Wanted tall, fair, convent educated, and good-natured girl for our very successful son. Isn't that how most of the matrimonial ads go in India? Seriously, what's this obsession with fair skin? Well for starters, it is the classic case of internalised racism. For decades and centuries now, we continue to stick to the idea that only white is beautiful!
Has this 'fair & lovely' obsession spared anyone? Well, if you happen to be a dark-skinned woman in India no matter how successful or famous you are, the answer is NO. Suhana Khan recently took to Instagram to narrate her own experience with this weird brand of racism where we prey on our own. She shared how she has been constantly jibbed at, trolled, and ridiculed for her skin colour since she was a child.
She wrote in a long caption, "There's a lot going on right now and this is one of the issues we need to fix!! this isn't just about me, it's about every young girl/boy who has grown up feeling inferior for absolutely no reason. Here are just a few of the comments made about my appearance. I've been told I'm ugly because of my skin tone, by full-grown men and women, since I was 12 years old. Other than the fact that these are actual adults, what's sad is that we are all Indian, which automatically makes us brown - yes we come in different shades but no matter how much you try to distance yourself from the melanin, you just can't."
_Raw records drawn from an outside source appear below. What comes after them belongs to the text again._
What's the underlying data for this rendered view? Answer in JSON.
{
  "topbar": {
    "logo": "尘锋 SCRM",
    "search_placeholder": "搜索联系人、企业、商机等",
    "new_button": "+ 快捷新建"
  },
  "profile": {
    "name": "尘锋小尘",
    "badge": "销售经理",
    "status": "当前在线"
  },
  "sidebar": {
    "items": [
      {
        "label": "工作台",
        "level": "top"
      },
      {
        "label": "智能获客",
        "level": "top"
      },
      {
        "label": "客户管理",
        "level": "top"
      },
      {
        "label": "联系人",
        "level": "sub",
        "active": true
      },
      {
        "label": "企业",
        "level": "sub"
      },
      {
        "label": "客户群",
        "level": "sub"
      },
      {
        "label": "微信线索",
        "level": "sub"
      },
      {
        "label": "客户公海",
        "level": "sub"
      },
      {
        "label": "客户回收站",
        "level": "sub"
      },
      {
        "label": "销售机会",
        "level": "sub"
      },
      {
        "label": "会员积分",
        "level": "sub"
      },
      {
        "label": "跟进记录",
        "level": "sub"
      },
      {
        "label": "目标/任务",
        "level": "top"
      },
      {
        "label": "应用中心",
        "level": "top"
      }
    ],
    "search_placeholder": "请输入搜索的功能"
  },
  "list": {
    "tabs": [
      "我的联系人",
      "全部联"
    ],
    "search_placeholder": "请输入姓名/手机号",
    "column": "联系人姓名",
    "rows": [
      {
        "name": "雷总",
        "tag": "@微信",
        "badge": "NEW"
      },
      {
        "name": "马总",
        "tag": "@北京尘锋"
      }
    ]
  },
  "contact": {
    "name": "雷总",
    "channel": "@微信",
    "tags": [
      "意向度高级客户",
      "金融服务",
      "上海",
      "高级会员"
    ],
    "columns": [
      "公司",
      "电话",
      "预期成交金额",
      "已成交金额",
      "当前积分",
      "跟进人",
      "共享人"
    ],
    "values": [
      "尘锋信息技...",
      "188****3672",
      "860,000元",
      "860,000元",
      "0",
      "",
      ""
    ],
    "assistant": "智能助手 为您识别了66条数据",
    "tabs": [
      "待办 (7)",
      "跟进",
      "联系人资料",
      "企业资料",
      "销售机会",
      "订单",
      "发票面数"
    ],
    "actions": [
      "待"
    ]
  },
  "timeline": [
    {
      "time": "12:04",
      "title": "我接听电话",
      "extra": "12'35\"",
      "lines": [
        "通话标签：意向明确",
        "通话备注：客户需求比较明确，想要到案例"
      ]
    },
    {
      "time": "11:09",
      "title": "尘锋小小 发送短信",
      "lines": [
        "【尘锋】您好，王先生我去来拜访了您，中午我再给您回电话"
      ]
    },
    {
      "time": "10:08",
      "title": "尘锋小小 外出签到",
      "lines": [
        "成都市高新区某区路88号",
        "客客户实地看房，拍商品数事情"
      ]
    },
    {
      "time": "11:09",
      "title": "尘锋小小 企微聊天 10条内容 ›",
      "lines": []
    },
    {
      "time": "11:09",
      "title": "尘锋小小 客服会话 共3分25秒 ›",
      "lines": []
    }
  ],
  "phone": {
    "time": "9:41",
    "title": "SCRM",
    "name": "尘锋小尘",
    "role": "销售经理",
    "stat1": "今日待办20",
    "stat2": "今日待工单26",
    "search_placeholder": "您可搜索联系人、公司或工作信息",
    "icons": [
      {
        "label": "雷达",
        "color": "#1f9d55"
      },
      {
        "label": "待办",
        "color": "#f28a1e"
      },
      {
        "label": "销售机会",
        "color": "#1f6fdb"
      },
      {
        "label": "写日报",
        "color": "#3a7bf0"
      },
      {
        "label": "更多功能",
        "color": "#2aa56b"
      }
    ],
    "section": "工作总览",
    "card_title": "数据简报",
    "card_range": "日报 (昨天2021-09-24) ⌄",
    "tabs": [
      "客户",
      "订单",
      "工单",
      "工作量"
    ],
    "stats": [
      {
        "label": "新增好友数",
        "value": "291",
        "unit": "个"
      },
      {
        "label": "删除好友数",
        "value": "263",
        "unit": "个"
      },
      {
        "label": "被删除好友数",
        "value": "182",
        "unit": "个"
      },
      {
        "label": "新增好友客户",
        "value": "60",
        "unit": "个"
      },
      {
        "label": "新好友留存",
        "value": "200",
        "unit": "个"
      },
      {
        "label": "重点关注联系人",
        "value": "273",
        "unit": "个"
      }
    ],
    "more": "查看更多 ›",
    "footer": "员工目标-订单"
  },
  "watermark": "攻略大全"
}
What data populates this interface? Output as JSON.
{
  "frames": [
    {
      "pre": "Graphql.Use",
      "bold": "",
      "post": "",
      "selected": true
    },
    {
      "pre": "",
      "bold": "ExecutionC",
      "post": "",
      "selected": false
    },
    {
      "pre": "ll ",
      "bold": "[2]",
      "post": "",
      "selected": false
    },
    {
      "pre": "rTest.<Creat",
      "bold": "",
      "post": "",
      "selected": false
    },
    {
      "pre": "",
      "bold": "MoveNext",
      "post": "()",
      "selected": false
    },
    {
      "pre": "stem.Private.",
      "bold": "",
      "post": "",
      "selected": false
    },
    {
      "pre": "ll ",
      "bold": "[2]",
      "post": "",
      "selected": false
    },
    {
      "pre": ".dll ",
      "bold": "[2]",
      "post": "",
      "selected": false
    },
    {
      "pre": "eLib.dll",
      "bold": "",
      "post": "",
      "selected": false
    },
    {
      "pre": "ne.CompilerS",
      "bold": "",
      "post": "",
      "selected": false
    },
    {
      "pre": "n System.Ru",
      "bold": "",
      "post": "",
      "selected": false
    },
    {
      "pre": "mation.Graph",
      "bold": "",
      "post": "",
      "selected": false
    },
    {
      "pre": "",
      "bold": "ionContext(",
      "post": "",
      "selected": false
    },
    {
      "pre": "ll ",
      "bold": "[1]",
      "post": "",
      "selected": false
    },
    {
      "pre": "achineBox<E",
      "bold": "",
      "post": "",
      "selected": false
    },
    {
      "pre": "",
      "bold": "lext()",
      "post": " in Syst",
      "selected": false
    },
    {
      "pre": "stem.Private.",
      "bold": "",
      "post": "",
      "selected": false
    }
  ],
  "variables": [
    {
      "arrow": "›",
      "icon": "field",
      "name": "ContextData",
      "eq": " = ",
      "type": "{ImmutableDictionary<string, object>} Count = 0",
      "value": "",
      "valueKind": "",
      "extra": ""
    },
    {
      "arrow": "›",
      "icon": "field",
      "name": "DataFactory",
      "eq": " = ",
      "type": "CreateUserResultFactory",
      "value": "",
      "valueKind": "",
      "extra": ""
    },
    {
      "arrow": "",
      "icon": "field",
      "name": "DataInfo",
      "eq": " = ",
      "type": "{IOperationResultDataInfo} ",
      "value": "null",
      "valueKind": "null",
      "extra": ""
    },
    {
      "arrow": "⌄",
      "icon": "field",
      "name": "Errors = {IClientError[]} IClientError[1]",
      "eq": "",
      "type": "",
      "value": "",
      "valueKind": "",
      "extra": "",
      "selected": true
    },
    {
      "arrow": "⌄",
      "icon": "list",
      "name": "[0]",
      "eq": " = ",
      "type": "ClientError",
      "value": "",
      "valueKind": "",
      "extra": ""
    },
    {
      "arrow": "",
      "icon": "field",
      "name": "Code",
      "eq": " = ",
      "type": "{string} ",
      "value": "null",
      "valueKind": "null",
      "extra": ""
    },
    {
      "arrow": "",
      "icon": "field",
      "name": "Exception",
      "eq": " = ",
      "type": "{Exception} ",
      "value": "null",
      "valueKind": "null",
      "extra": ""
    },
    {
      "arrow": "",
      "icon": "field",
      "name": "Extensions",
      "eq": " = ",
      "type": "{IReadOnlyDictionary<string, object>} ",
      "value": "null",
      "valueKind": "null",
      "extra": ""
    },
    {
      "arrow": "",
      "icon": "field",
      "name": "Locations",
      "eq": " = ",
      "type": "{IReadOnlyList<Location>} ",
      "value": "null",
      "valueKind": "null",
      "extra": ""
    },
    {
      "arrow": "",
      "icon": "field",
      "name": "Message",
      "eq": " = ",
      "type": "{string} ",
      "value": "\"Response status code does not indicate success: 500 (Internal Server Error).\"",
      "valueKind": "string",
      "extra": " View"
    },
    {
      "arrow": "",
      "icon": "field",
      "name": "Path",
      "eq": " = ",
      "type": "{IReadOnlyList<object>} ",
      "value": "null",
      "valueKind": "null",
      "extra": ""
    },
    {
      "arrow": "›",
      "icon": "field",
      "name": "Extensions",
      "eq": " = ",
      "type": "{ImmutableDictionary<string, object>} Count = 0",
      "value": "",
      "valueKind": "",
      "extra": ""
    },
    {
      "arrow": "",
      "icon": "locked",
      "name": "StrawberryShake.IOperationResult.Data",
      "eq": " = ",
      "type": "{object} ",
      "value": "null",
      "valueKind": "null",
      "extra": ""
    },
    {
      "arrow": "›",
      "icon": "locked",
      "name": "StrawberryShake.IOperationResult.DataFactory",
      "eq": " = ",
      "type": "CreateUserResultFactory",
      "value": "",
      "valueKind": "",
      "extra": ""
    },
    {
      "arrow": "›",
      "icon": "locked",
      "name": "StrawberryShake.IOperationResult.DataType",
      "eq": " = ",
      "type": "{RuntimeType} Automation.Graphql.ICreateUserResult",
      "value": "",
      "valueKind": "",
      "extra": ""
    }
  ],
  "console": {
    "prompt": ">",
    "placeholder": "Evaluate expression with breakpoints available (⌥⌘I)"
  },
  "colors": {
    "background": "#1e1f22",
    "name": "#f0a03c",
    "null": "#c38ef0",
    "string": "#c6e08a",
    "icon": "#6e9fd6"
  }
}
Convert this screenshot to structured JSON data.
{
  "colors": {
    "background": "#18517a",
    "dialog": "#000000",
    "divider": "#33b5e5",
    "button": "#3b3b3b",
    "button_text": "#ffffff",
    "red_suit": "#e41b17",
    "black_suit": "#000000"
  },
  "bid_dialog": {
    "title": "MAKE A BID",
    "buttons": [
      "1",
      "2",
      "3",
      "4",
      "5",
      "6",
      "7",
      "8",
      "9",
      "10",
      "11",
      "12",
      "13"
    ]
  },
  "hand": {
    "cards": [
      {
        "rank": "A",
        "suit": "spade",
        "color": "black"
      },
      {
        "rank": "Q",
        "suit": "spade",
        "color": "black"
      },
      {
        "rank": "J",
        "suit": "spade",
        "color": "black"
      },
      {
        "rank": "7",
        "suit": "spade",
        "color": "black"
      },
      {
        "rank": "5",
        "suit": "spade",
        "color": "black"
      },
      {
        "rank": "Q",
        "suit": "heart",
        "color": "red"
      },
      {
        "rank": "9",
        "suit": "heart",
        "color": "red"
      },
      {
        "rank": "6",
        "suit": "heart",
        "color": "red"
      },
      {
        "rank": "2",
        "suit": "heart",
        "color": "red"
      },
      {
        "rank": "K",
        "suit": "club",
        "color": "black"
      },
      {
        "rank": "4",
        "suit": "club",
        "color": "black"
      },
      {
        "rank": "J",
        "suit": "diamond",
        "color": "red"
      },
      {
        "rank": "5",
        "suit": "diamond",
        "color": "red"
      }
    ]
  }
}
Speaking on how this is an obsolete exercise, Suhana further added "Hating on your own people just means that you are painfully insecure. I'm sorry if social media, Indian matchmaking or even your own families have convinced you, that if you're not 5"7 and fair you're not beautiful. I hope it helps to know that I'm 5"3 and brown and I am extremely happy about it and you should be too. #endcolourism"
But wait, let's take a moment here and think if all this colourism is doing us any good? Nope, because we can't change the skin that nature has given us! Also, stupid as it is, the idea has done way more damage than fathomable, one young person after the other. Young boys and girls (mostly latter) have been long told in India to "do something" about their skin tone "otherwise tumse shaadi kaun karega" and it's even worse when they are mocked at and called names for their skin colour!
And don't even get me started on the advertisement industry and also Bollywood here. You can say a lot about a country or industry's take on colourism when they have the guts of releasing something as racist and problematic as 'Beyonce Sharma Jayegi' right when the #BlackRightsMoment is seeing its culmination everywhere else in the world.
Also, how shallow and petty it is to call someone names, look down at them, and tell them that they aren't good enough just because of their skin colour? Can you imagine the kind of impact all this constant mockery has on the self-esteem of an impressionable child or a young individual? We have clearly failed at understanding how cruel and downright inhuman it is to tell someone that their skin colour isn't good enough, that they need to do something about it and somehow compensate for the "lack."
Here's the thing: it's not white skin but some humanity and basic common sense that we need here. Everything else will automatically fall in place! Thank you Suhana for voicing it. It really is the need of the hour!
Featured Image: Instagram